### Assignment:
Would you print all of the entries exactly, please, but without their pictures?
################
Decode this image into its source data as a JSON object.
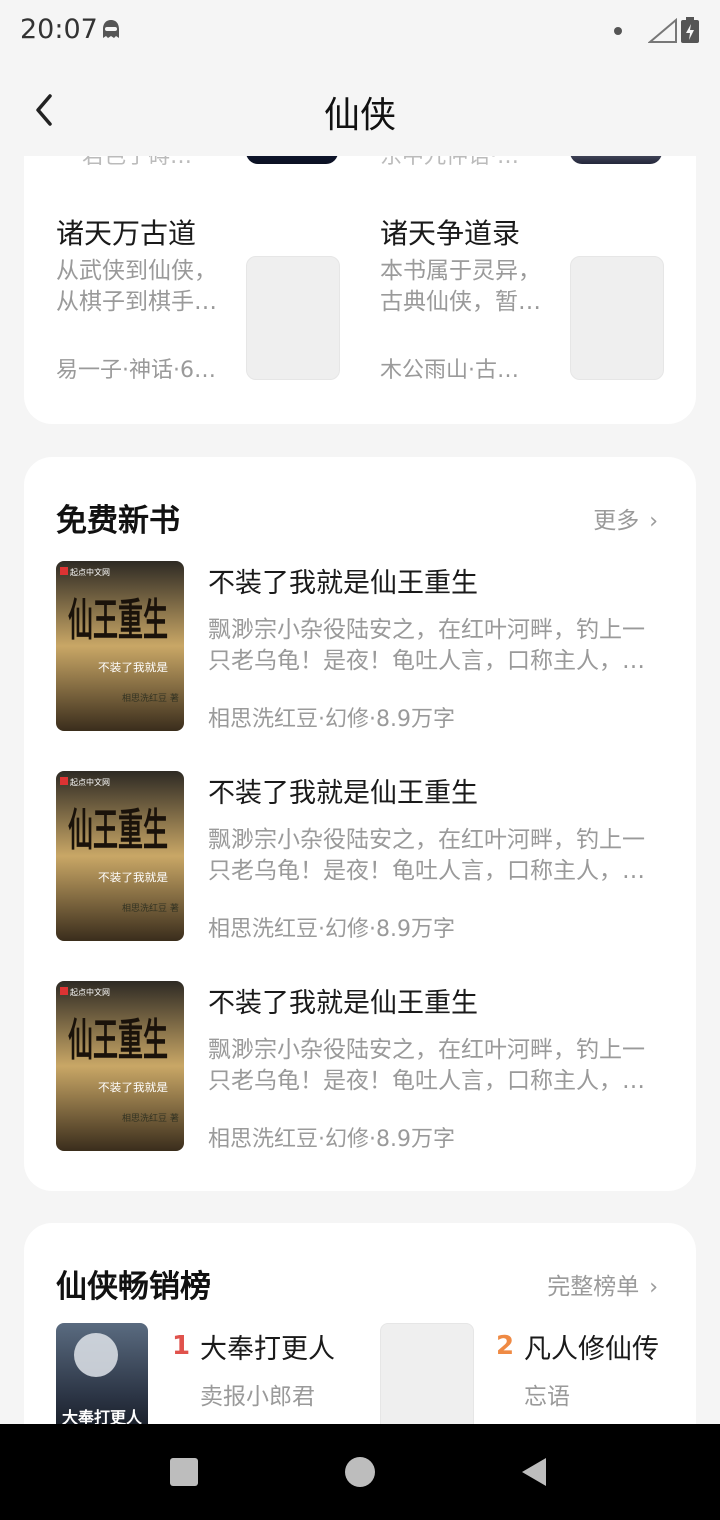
{
  "status": {
    "time": "20:07"
  },
  "header": {
    "title": "仙侠"
  },
  "top_grid": {
    "items": [
      {
        "title": "诸天万古道",
        "desc1": "从武侠到仙侠，",
        "desc2": "从棋子到棋手…",
        "meta": "易一子·神话·6…"
      },
      {
        "title": "诸天争道录",
        "desc1": "本书属于灵异，",
        "desc2": "古典仙侠，暂…",
        "meta": "木公雨山·古…"
      }
    ],
    "cut_off": [
      {
        "meta": "君色子碍…"
      },
      {
        "meta": "东中九仲语·…"
      }
    ]
  },
  "free_new": {
    "title": "免费新书",
    "more": "更多",
    "books": [
      {
        "title": "不装了我就是仙王重生",
        "desc1": "飘渺宗小杂役陆安之，在红叶河畔，钓上一",
        "desc2": "只老乌龟！是夜！龟吐人言，口称主人，…",
        "meta": "相思洗红豆·幻修·8.9万字"
      },
      {
        "title": "不装了我就是仙王重生",
        "desc1": "飘渺宗小杂役陆安之，在红叶河畔，钓上一",
        "desc2": "只老乌龟！是夜！龟吐人言，口称主人，…",
        "meta": "相思洗红豆·幻修·8.9万字"
      },
      {
        "title": "不装了我就是仙王重生",
        "desc1": "飘渺宗小杂役陆安之，在红叶河畔，钓上一",
        "desc2": "只老乌龟！是夜！龟吐人言，口称主人，…",
        "meta": "相思洗红豆·幻修·8.9万字"
      }
    ],
    "cover_text": {
      "big": "仙王重生",
      "sub": "不装了我就是",
      "publisher": "起点中文网",
      "author": "相思洗红豆 著"
    }
  },
  "bestseller": {
    "title": "仙侠畅销榜",
    "more": "完整榜单",
    "items": [
      {
        "rank": "1",
        "title": "大奉打更人",
        "author": "卖报小郎君",
        "rank_color": "#e0524c",
        "cover_text": "大奉打更人"
      },
      {
        "rank": "2",
        "title": "凡人修仙传",
        "author": "忘语",
        "rank_color": "#ef8a44"
      }
    ]
  }
}
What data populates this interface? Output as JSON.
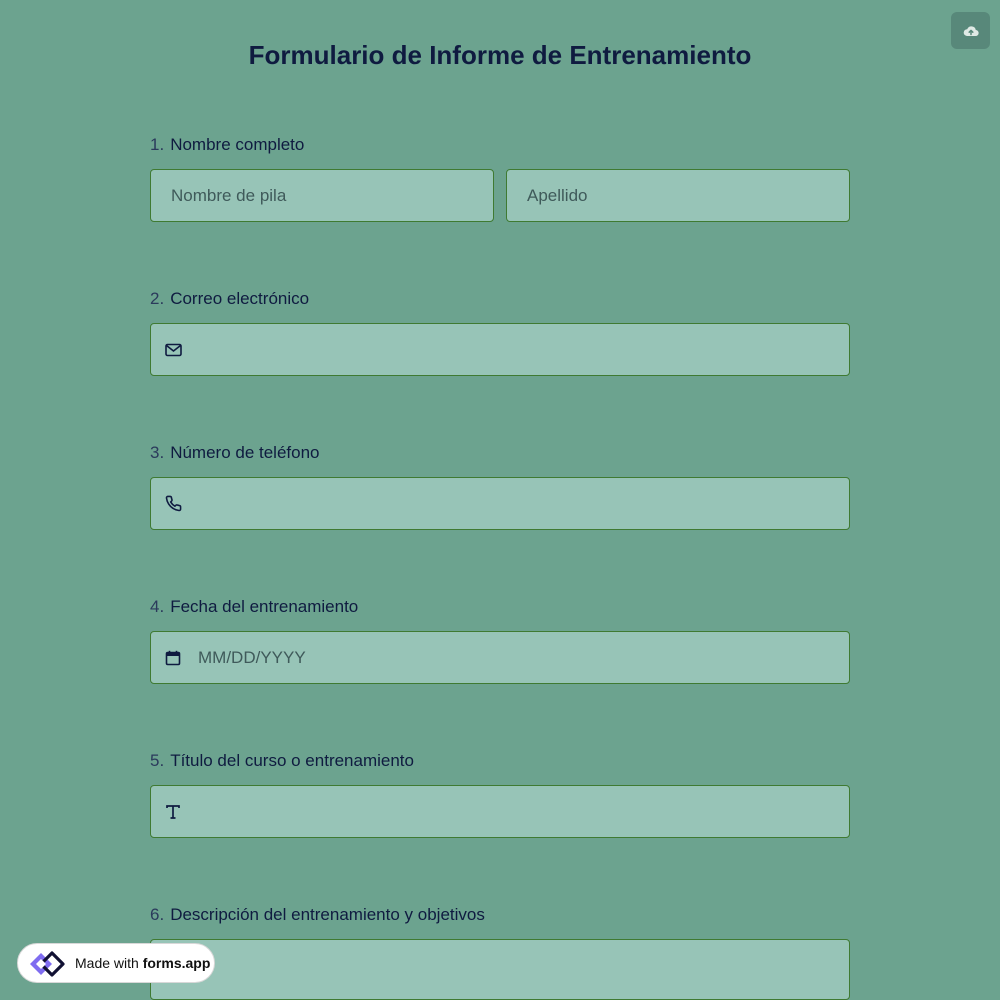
{
  "header": {
    "title": "Formulario de Informe de Entrenamiento",
    "save_icon": "cloud-upload-icon"
  },
  "questions": [
    {
      "number": "1.",
      "label": "Nombre completo",
      "first_name_placeholder": "Nombre de pila",
      "last_name_placeholder": "Apellido"
    },
    {
      "number": "2.",
      "label": "Correo electrónico",
      "icon": "mail-icon"
    },
    {
      "number": "3.",
      "label": "Número de teléfono",
      "icon": "phone-icon"
    },
    {
      "number": "4.",
      "label": "Fecha del entrenamiento",
      "icon": "calendar-icon",
      "placeholder": "MM/DD/YYYY"
    },
    {
      "number": "5.",
      "label": "Título del curso o entrenamiento",
      "icon": "text-icon"
    },
    {
      "number": "6.",
      "label": "Descripción del entrenamiento y objetivos"
    }
  ],
  "badge": {
    "made_with": "Made with",
    "brand": "forms.app",
    "logo_icon": "forms-app-logo-icon"
  },
  "colors": {
    "background": "#6ca38f",
    "field_background": "#97c4b7",
    "field_border": "#3f7a32",
    "title": "#0f1b40"
  }
}
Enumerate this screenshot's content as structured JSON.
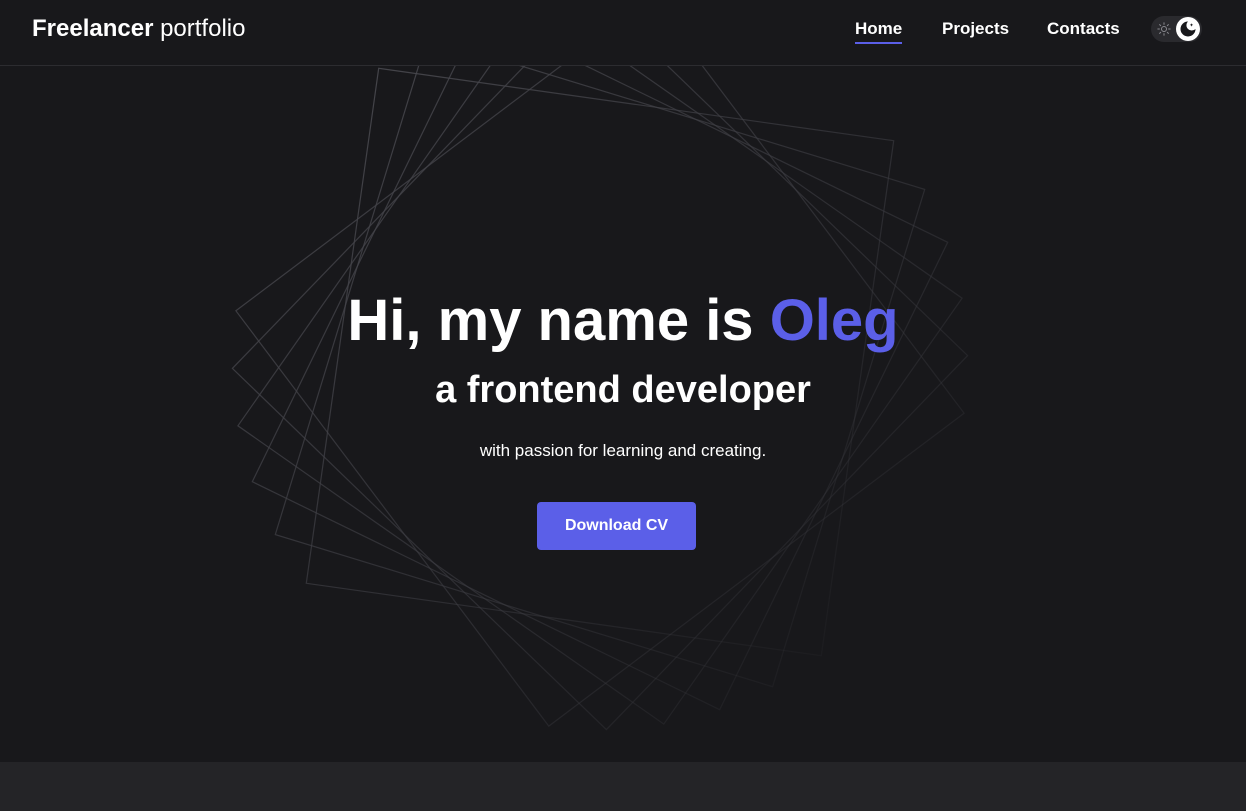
{
  "header": {
    "logo_bold": "Freelancer",
    "logo_light": " portfolio",
    "nav": [
      {
        "label": "Home",
        "active": true
      },
      {
        "label": "Projects",
        "active": false
      },
      {
        "label": "Contacts",
        "active": false
      }
    ],
    "theme_toggle": {
      "state": "dark",
      "icons": [
        "sun-icon",
        "moon-icon"
      ]
    }
  },
  "hero": {
    "headline_prefix": "Hi, my name is ",
    "headline_name": "Oleg",
    "role": "a frontend developer",
    "tagline": "with passion for learning and creating.",
    "cta_label": "Download CV"
  },
  "colors": {
    "background": "#18181b",
    "accent": "#5b5fe8",
    "text": "#ffffff",
    "next_section": "#242427"
  }
}
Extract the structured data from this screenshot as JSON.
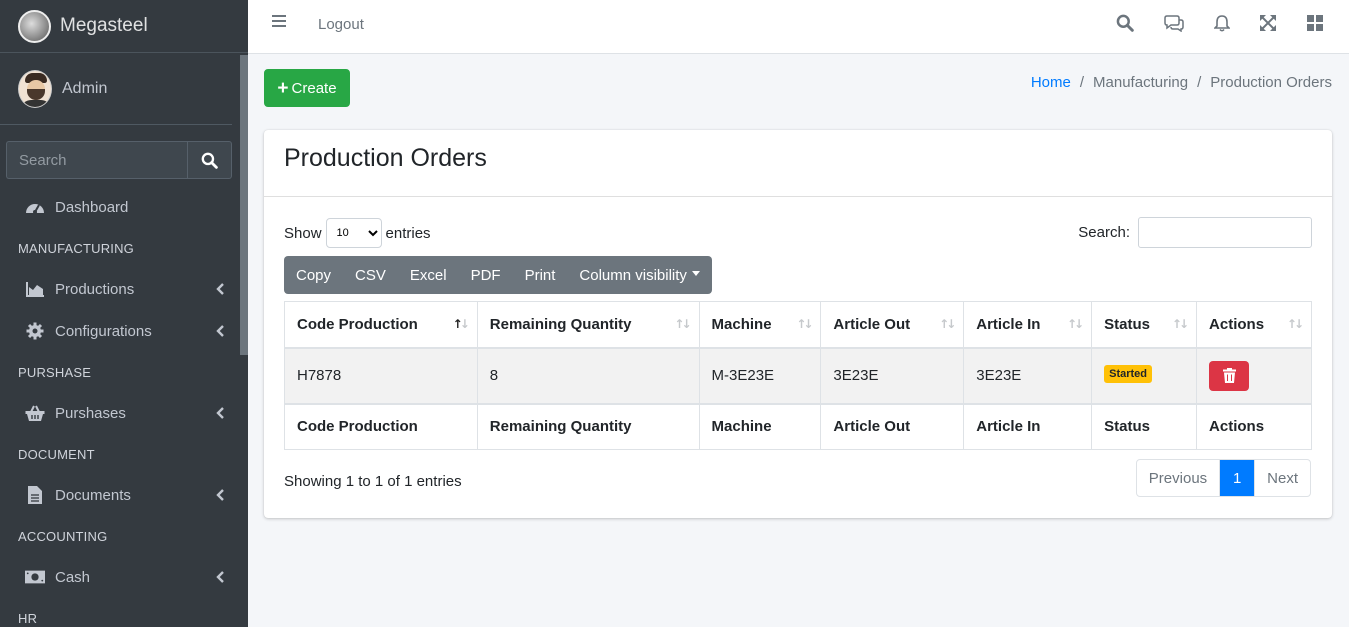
{
  "sidebar": {
    "brand": "Megasteel",
    "user": "Admin",
    "search_placeholder": "Search",
    "items": [
      {
        "type": "link",
        "label": "Dashboard",
        "icon": "tachometer-icon"
      },
      {
        "type": "header",
        "label": "MANUFACTURING"
      },
      {
        "type": "link",
        "label": "Productions",
        "icon": "area-chart-icon"
      },
      {
        "type": "link",
        "label": "Configurations",
        "icon": "gear-icon"
      },
      {
        "type": "header",
        "label": "PURSHASE"
      },
      {
        "type": "link",
        "label": "Purshases",
        "icon": "basket-icon"
      },
      {
        "type": "header",
        "label": "DOCUMENT"
      },
      {
        "type": "link",
        "label": "Documents",
        "icon": "file-icon"
      },
      {
        "type": "header",
        "label": "ACCOUNTING"
      },
      {
        "type": "link",
        "label": "Cash",
        "icon": "money-icon"
      },
      {
        "type": "header",
        "label": "HR"
      }
    ]
  },
  "topbar": {
    "logout": "Logout",
    "icons": [
      "search-icon",
      "comments-icon",
      "bell-icon",
      "expand-icon",
      "grid-icon"
    ]
  },
  "toolbar": {
    "create_label": "Create"
  },
  "breadcrumb": {
    "home": "Home",
    "section": "Manufacturing",
    "current": "Production Orders"
  },
  "card": {
    "title": "Production Orders"
  },
  "table_controls": {
    "show": "Show",
    "entries": "entries",
    "page_length": "10",
    "search_label": "Search:",
    "buttons": [
      "Copy",
      "CSV",
      "Excel",
      "PDF",
      "Print",
      "Column visibility"
    ]
  },
  "table": {
    "columns": [
      "Code Production",
      "Remaining Quantity",
      "Machine",
      "Article Out",
      "Article In",
      "Status",
      "Actions"
    ],
    "sorted_column": "Code Production",
    "rows": [
      {
        "code": "H7878",
        "remaining": "8",
        "machine": "M-3E23E",
        "article_out": "3E23E",
        "article_in": "3E23E",
        "status": "Started"
      }
    ]
  },
  "footer": {
    "info": "Showing 1 to 1 of 1 entries",
    "prev": "Previous",
    "page": "1",
    "next": "Next"
  },
  "colors": {
    "sidebar": "#343a40",
    "create": "#28a745",
    "status": "#ffc107",
    "delete": "#dc3545",
    "page_active": "#007bff"
  }
}
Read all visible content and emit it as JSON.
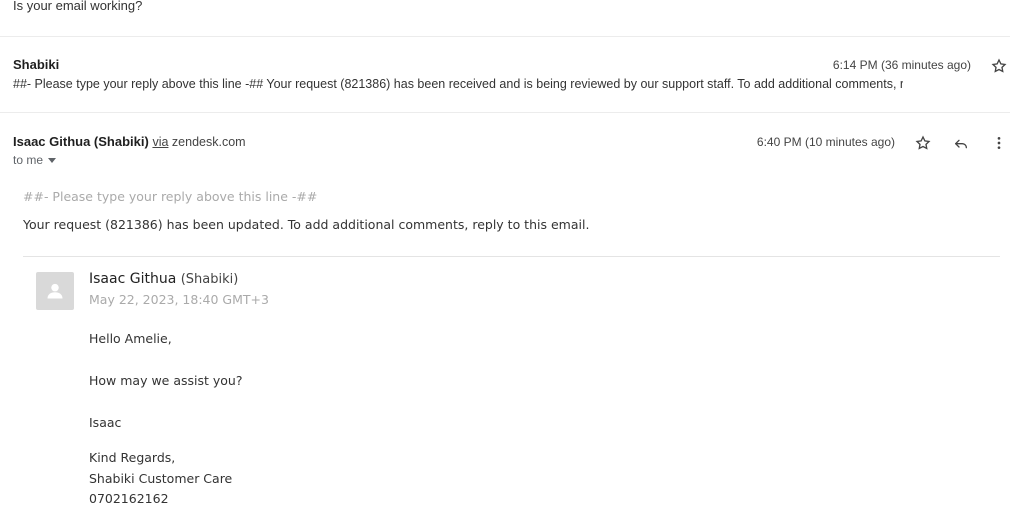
{
  "previous_message": {
    "text": "Is your email working?"
  },
  "collapsed_message": {
    "sender": "Shabiki",
    "time": "6:14 PM (36 minutes ago)",
    "snippet": "##- Please type your reply above this line -## Your request (821386) has been received and is being reviewed by our support staff. To add additional comments, r"
  },
  "expanded_message": {
    "sender_name": "Isaac Githua (Shabiki)",
    "via_label": "via",
    "via_domain": "zendesk.com",
    "recipient": "to me",
    "time": "6:40 PM (10 minutes ago)",
    "body": {
      "reply_marker": "##- Please type your reply above this line -##",
      "update_text": "Your request (821386) has been updated. To add additional comments, reply to this email.",
      "agent": {
        "name": "Isaac Githua",
        "org": "(Shabiki)",
        "date": "May 22, 2023, 18:40 GMT+3"
      },
      "lines": [
        "Hello Amelie,",
        "How may we assist you?",
        "Isaac",
        "Kind Regards,",
        "Shabiki Customer Care",
        "0702162162"
      ]
    }
  },
  "icons": {
    "star": "star-icon",
    "reply": "reply-icon",
    "more": "more-vert-icon",
    "dropdown": "caret-down-icon",
    "avatar": "person-icon"
  }
}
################
### Result for this task:
Decode this image into its source data as a JSON object.
{
  "status": {
    "time": "20:07"
  },
  "header": {
    "title": "仙侠"
  },
  "top_grid": {
    "items": [
      {
        "title": "诸天万古道",
        "desc1": "从武侠到仙侠，",
        "desc2": "从棋子到棋手…",
        "meta": "易一子·神话·6…"
      },
      {
        "title": "诸天争道录",
        "desc1": "本书属于灵异，",
        "desc2": "古典仙侠，暂…",
        "meta": "木公雨山·古…"
      }
    ],
    "cut_off": [
      {
        "meta": "君色子碍…"
      },
      {
        "meta": "东中九仲语·…"
      }
    ]
  },
  "free_new": {
    "title": "免费新书",
    "more": "更多",
    "books": [
      {
        "title": "不装了我就是仙王重生",
        "desc1": "飘渺宗小杂役陆安之，在红叶河畔，钓上一",
        "desc2": "只老乌龟！是夜！龟吐人言，口称主人，…",
        "meta": "相思洗红豆·幻修·8.9万字"
      },
      {
        "title": "不装了我就是仙王重生",
        "desc1": "飘渺宗小杂役陆安之，在红叶河畔，钓上一",
        "desc2": "只老乌龟！是夜！龟吐人言，口称主人，…",
        "meta": "相思洗红豆·幻修·8.9万字"
      },
      {
        "title": "不装了我就是仙王重生",
        "desc1": "飘渺宗小杂役陆安之，在红叶河畔，钓上一",
        "desc2": "只老乌龟！是夜！龟吐人言，口称主人，…",
        "meta": "相思洗红豆·幻修·8.9万字"
      }
    ],
    "cover_text": {
      "big": "仙王重生",
      "sub": "不装了我就是",
      "publisher": "起点中文网",
      "author": "相思洗红豆 著"
    }
  },
  "bestseller": {
    "title": "仙侠畅销榜",
    "more": "完整榜单",
    "items": [
      {
        "rank": "1",
        "title": "大奉打更人",
        "author": "卖报小郎君",
        "rank_color": "#e0524c",
        "cover_text": "大奉打更人"
      },
      {
        "rank": "2",
        "title": "凡人修仙传",
        "author": "忘语",
        "rank_color": "#ef8a44"
      }
    ]
  }
}
What data populates this interface? Output as JSON.
{
  "header": {
    "title": "Formulario de Informe de Entrenamiento",
    "save_icon": "cloud-upload-icon"
  },
  "questions": [
    {
      "number": "1.",
      "label": "Nombre completo",
      "first_name_placeholder": "Nombre de pila",
      "last_name_placeholder": "Apellido"
    },
    {
      "number": "2.",
      "label": "Correo electrónico",
      "icon": "mail-icon"
    },
    {
      "number": "3.",
      "label": "Número de teléfono",
      "icon": "phone-icon"
    },
    {
      "number": "4.",
      "label": "Fecha del entrenamiento",
      "icon": "calendar-icon",
      "placeholder": "MM/DD/YYYY"
    },
    {
      "number": "5.",
      "label": "Título del curso o entrenamiento",
      "icon": "text-icon"
    },
    {
      "number": "6.",
      "label": "Descripción del entrenamiento y objetivos"
    }
  ],
  "badge": {
    "made_with": "Made with",
    "brand": "forms.app",
    "logo_icon": "forms-app-logo-icon"
  },
  "colors": {
    "background": "#6ca38f",
    "field_background": "#97c4b7",
    "field_border": "#3f7a32",
    "title": "#0f1b40"
  }
}
Enumerate this screenshot's content as structured JSON.
{
  "header": {
    "logo_bold": "Freelancer",
    "logo_light": " portfolio",
    "nav": [
      {
        "label": "Home",
        "active": true
      },
      {
        "label": "Projects",
        "active": false
      },
      {
        "label": "Contacts",
        "active": false
      }
    ],
    "theme_toggle": {
      "state": "dark",
      "icons": [
        "sun-icon",
        "moon-icon"
      ]
    }
  },
  "hero": {
    "headline_prefix": "Hi, my name is ",
    "headline_name": "Oleg",
    "role": "a frontend developer",
    "tagline": "with passion for learning and creating.",
    "cta_label": "Download CV"
  },
  "colors": {
    "background": "#18181b",
    "accent": "#5b5fe8",
    "text": "#ffffff",
    "next_section": "#242427"
  }
}
Extract the structured data from this screenshot as JSON.
{
  "sidebar": {
    "brand": "Megasteel",
    "user": "Admin",
    "search_placeholder": "Search",
    "items": [
      {
        "type": "link",
        "label": "Dashboard",
        "icon": "tachometer-icon"
      },
      {
        "type": "header",
        "label": "MANUFACTURING"
      },
      {
        "type": "link",
        "label": "Productions",
        "icon": "area-chart-icon"
      },
      {
        "type": "link",
        "label": "Configurations",
        "icon": "gear-icon"
      },
      {
        "type": "header",
        "label": "PURSHASE"
      },
      {
        "type": "link",
        "label": "Purshases",
        "icon": "basket-icon"
      },
      {
        "type": "header",
        "label": "DOCUMENT"
      },
      {
        "type": "link",
        "label": "Documents",
        "icon": "file-icon"
      },
      {
        "type": "header",
        "label": "ACCOUNTING"
      },
      {
        "type": "link",
        "label": "Cash",
        "icon": "money-icon"
      },
      {
        "type": "header",
        "label": "HR"
      }
    ]
  },
  "topbar": {
    "logout": "Logout",
    "icons": [
      "search-icon",
      "comments-icon",
      "bell-icon",
      "expand-icon",
      "grid-icon"
    ]
  },
  "toolbar": {
    "create_label": "Create"
  },
  "breadcrumb": {
    "home": "Home",
    "section": "Manufacturing",
    "current": "Production Orders"
  },
  "card": {
    "title": "Production Orders"
  },
  "table_controls": {
    "show": "Show",
    "entries": "entries",
    "page_length": "10",
    "search_label": "Search:",
    "buttons": [
      "Copy",
      "CSV",
      "Excel",
      "PDF",
      "Print",
      "Column visibility"
    ]
  },
  "table": {
    "columns": [
      "Code Production",
      "Remaining Quantity",
      "Machine",
      "Article Out",
      "Article In",
      "Status",
      "Actions"
    ],
    "sorted_column": "Code Production",
    "rows": [
      {
        "code": "H7878",
        "remaining": "8",
        "machine": "M-3E23E",
        "article_out": "3E23E",
        "article_in": "3E23E",
        "status": "Started"
      }
    ]
  },
  "footer": {
    "info": "Showing 1 to 1 of 1 entries",
    "prev": "Previous",
    "page": "1",
    "next": "Next"
  },
  "colors": {
    "sidebar": "#343a40",
    "create": "#28a745",
    "status": "#ffc107",
    "delete": "#dc3545",
    "page_active": "#007bff"
  }
}
Read all visible content and emit it as JSON.
{
  "previous_message": {
    "text": "Is your email working?"
  },
  "collapsed_message": {
    "sender": "Shabiki",
    "time": "6:14 PM (36 minutes ago)",
    "snippet": "##- Please type your reply above this line -## Your request (821386) has been received and is being reviewed by our support staff. To add additional comments, r"
  },
  "expanded_message": {
    "sender_name": "Isaac Githua (Shabiki)",
    "via_label": "via",
    "via_domain": "zendesk.com",
    "recipient": "to me",
    "time": "6:40 PM (10 minutes ago)",
    "body": {
      "reply_marker": "##- Please type your reply above this line -##",
      "update_text": "Your request (821386) has been updated. To add additional comments, reply to this email.",
      "agent": {
        "name": "Isaac Githua",
        "org": "(Shabiki)",
        "date": "May 22, 2023, 18:40 GMT+3"
      },
      "lines": [
        "Hello Amelie,",
        "How may we assist you?",
        "Isaac",
        "Kind Regards,",
        "Shabiki Customer Care",
        "0702162162"
      ]
    }
  },
  "icons": {
    "star": "star-icon",
    "reply": "reply-icon",
    "more": "more-vert-icon",
    "dropdown": "caret-down-icon",
    "avatar": "person-icon"
  }
}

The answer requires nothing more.